[Element data from apps and pages]
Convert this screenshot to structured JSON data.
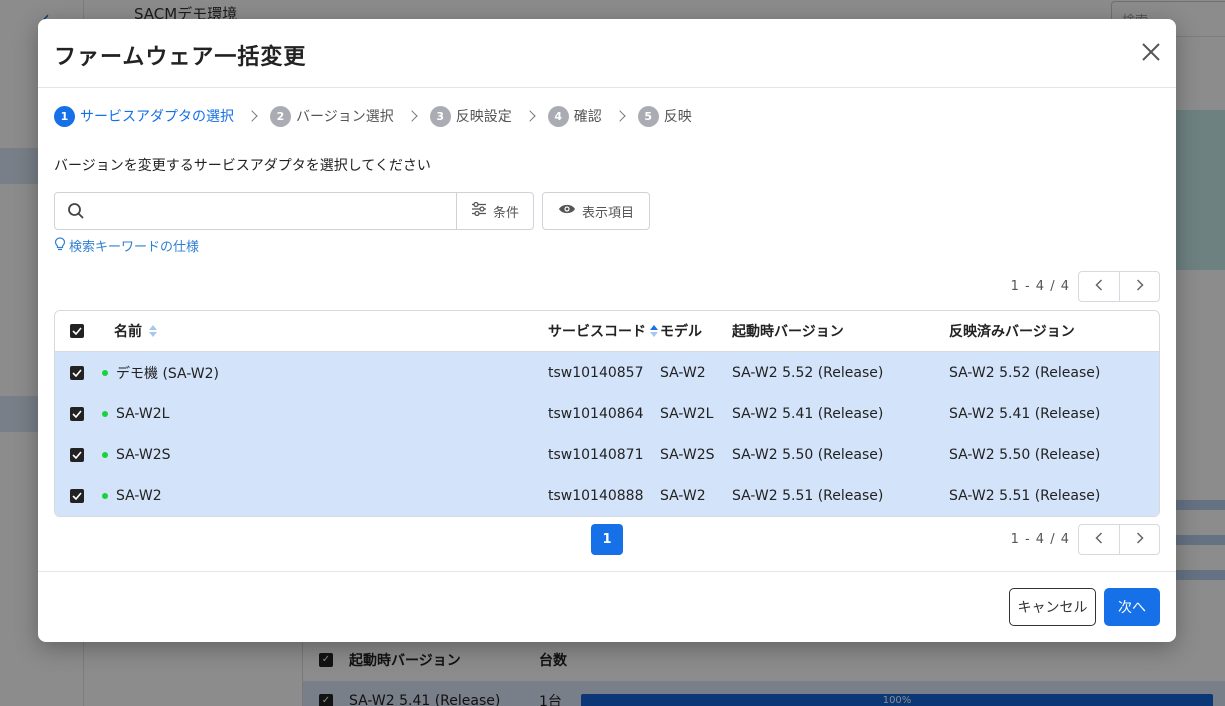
{
  "background": {
    "app_title": "SACMデモ環境",
    "search_placeholder": "検索",
    "panel": {
      "col_boot_version": "起動時バージョン",
      "col_count": "台数",
      "row_version": "SA-W2 5.41 (Release)",
      "row_count": "1台",
      "row_percent": "100%"
    }
  },
  "modal": {
    "title": "ファームウェア一括変更",
    "steps": [
      {
        "num": "1",
        "label": "サービスアダプタの選択",
        "active": true
      },
      {
        "num": "2",
        "label": "バージョン選択",
        "active": false
      },
      {
        "num": "3",
        "label": "反映設定",
        "active": false
      },
      {
        "num": "4",
        "label": "確認",
        "active": false
      },
      {
        "num": "5",
        "label": "反映",
        "active": false
      }
    ],
    "instruction": "バージョンを変更するサービスアダプタを選択してください",
    "search": {
      "value": "",
      "placeholder": ""
    },
    "condition_label": "条件",
    "view_items_label": "表示項目",
    "keyword_spec_link": "検索キーワードの仕様",
    "pagination": {
      "info": "1 - 4 / 4",
      "current_page": "1"
    },
    "table": {
      "headers": {
        "name": "名前",
        "service_code": "サービスコード",
        "model": "モデル",
        "boot_version": "起動時バージョン",
        "applied_version": "反映済みバージョン"
      },
      "rows": [
        {
          "name": "デモ機 (SA-W2)",
          "code": "tsw10140857",
          "model": "SA-W2",
          "boot": "SA-W2 5.52 (Release)",
          "applied": "SA-W2 5.52 (Release)",
          "checked": true,
          "status": "online"
        },
        {
          "name": "SA-W2L",
          "code": "tsw10140864",
          "model": "SA-W2L",
          "boot": "SA-W2 5.41 (Release)",
          "applied": "SA-W2 5.41 (Release)",
          "checked": true,
          "status": "online"
        },
        {
          "name": "SA-W2S",
          "code": "tsw10140871",
          "model": "SA-W2S",
          "boot": "SA-W2 5.50 (Release)",
          "applied": "SA-W2 5.50 (Release)",
          "checked": true,
          "status": "online"
        },
        {
          "name": "SA-W2",
          "code": "tsw10140888",
          "model": "SA-W2",
          "boot": "SA-W2 5.51 (Release)",
          "applied": "SA-W2 5.51 (Release)",
          "checked": true,
          "status": "online"
        }
      ]
    },
    "footer": {
      "cancel_label": "キャンセル",
      "next_label": "次へ"
    }
  },
  "colors": {
    "accent": "#1670e8",
    "row_selected": "#d3e3fa",
    "status_online": "#18d23c"
  }
}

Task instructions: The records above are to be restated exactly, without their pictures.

Problem solution:
Convert this screenshot to structured JSON data.
{
  "background": {
    "app_title": "SACMデモ環境",
    "search_placeholder": "検索",
    "panel": {
      "col_boot_version": "起動時バージョン",
      "col_count": "台数",
      "row_version": "SA-W2 5.41 (Release)",
      "row_count": "1台",
      "row_percent": "100%"
    }
  },
  "modal": {
    "title": "ファームウェア一括変更",
    "steps": [
      {
        "num": "1",
        "label": "サービスアダプタの選択",
        "active": true
      },
      {
        "num": "2",
        "label": "バージョン選択",
        "active": false
      },
      {
        "num": "3",
        "label": "反映設定",
        "active": false
      },
      {
        "num": "4",
        "label": "確認",
        "active": false
      },
      {
        "num": "5",
        "label": "反映",
        "active": false
      }
    ],
    "instruction": "バージョンを変更するサービスアダプタを選択してください",
    "search": {
      "value": "",
      "placeholder": ""
    },
    "condition_label": "条件",
    "view_items_label": "表示項目",
    "keyword_spec_link": "検索キーワードの仕様",
    "pagination": {
      "info": "1 - 4 / 4",
      "current_page": "1"
    },
    "table": {
      "headers": {
        "name": "名前",
        "service_code": "サービスコード",
        "model": "モデル",
        "boot_version": "起動時バージョン",
        "applied_version": "反映済みバージョン"
      },
      "rows": [
        {
          "name": "デモ機 (SA-W2)",
          "code": "tsw10140857",
          "model": "SA-W2",
          "boot": "SA-W2 5.52 (Release)",
          "applied": "SA-W2 5.52 (Release)",
          "checked": true,
          "status": "online"
        },
        {
          "name": "SA-W2L",
          "code": "tsw10140864",
          "model": "SA-W2L",
          "boot": "SA-W2 5.41 (Release)",
          "applied": "SA-W2 5.41 (Release)",
          "checked": true,
          "status": "online"
        },
        {
          "name": "SA-W2S",
          "code": "tsw10140871",
          "model": "SA-W2S",
          "boot": "SA-W2 5.50 (Release)",
          "applied": "SA-W2 5.50 (Release)",
          "checked": true,
          "status": "online"
        },
        {
          "name": "SA-W2",
          "code": "tsw10140888",
          "model": "SA-W2",
          "boot": "SA-W2 5.51 (Release)",
          "applied": "SA-W2 5.51 (Release)",
          "checked": true,
          "status": "online"
        }
      ]
    },
    "footer": {
      "cancel_label": "キャンセル",
      "next_label": "次へ"
    }
  },
  "colors": {
    "accent": "#1670e8",
    "row_selected": "#d3e3fa",
    "status_online": "#18d23c"
  }
}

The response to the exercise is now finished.